Miscellaneous computer tips – Volume 7

Privacy Settings

If you are upgrading to Windows 10 Fall Creator Update a.k.a. v1709, Redstone 3], you will need to reapply any privacy settings that you may have previously applied.

My favorite tool is SpyBot’s Anti-Beacon which you can grab here.

There are also other tools that can do the job. But note that you may want to make sure you have the latest version as Microsoft may have modified some areas of Windows between versions [for example, different registry key, different service name, etc.].

Windows Media Player Missing

One of the changes in the Windows 10 Fall Creator Update [a.k.a. v1709, Redstone 3] is that Windows Media Player is not part of the default installation or if Windows 10 is bought with a new computer [note that it is still there for upgrades]. Most people are OK with that as they use replacement software that’s probably a bit more modern.

But if you want to have it, it is easily available. But strangely, unlike some applications that were pulled and sent to the Windows Store [such as the original Paint], this one is still around as part of the installation media.

  1. Open the Settings app.
  2. Go to Apps > Apps & features.
  3. On the right, click on Manage optional features.
  4. Click on Add a feature button at the top of the next page.
  5. Find the optional feature named Windows Media Player in the list under Add a feature. Click on it.
  6. The install button will appear. Click on the Install button, wait a minute or two and you are done.

Now if you have it installed but never use it, you can also remove it by the similar method above.

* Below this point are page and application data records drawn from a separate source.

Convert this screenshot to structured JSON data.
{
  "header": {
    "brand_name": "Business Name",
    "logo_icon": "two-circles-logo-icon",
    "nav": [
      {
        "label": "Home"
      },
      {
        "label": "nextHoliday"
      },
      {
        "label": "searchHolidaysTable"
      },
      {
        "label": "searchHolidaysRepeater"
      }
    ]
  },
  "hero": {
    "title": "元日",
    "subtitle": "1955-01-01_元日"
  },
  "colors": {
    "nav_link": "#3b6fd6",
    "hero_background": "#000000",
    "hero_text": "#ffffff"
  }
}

Alternatively, if you are a bit of a Windows expert, you can install or uninstall using PowerShell.

Open an elevated PowerShell.

To install, use:

Enable-WindowsOptionalFeature -FeatureName “WindowsMediaPlayer” -All -Online

To uninstall, use:

Disable-WindowsOptionalFeature -FeatureName “WindowsMediaPlayer” -Online

Downloaded ISO, Install from USB

If you download a Microsoft ISO of Windows 10 [or for that matter even Windows 7 or Windows 8.1], how do you transfer the installation disc to a USB key?

Well, Microsoft has had a tool since 2009 to do so. Called Windows 7 USB/DVD Download Tool, it was originally it was at the Microsoft Store. Then they transferred it to the CodePlex site [owned by Microsoft and primarily for developers]. In November 2017, the page will be going read-only – unsure if there will be further updates or where it will be.

In the meantime, you can download it here.

You require a USB key of 8GB or greater [4GB may not fit the 64-bit OSs].

Note: The tool will wipe out the contents of the USB key first.

Tip: If you know where to download the latest Cumulative Update for the OS you are installing, create a folder on the USB key called Updates. Dump the Cumulative Update into it. Boot off the USB key with the OS. Don’t attached a network cable or connect to a wireless network. It should install the Cumulative Update from the USB key. One less thing to do later.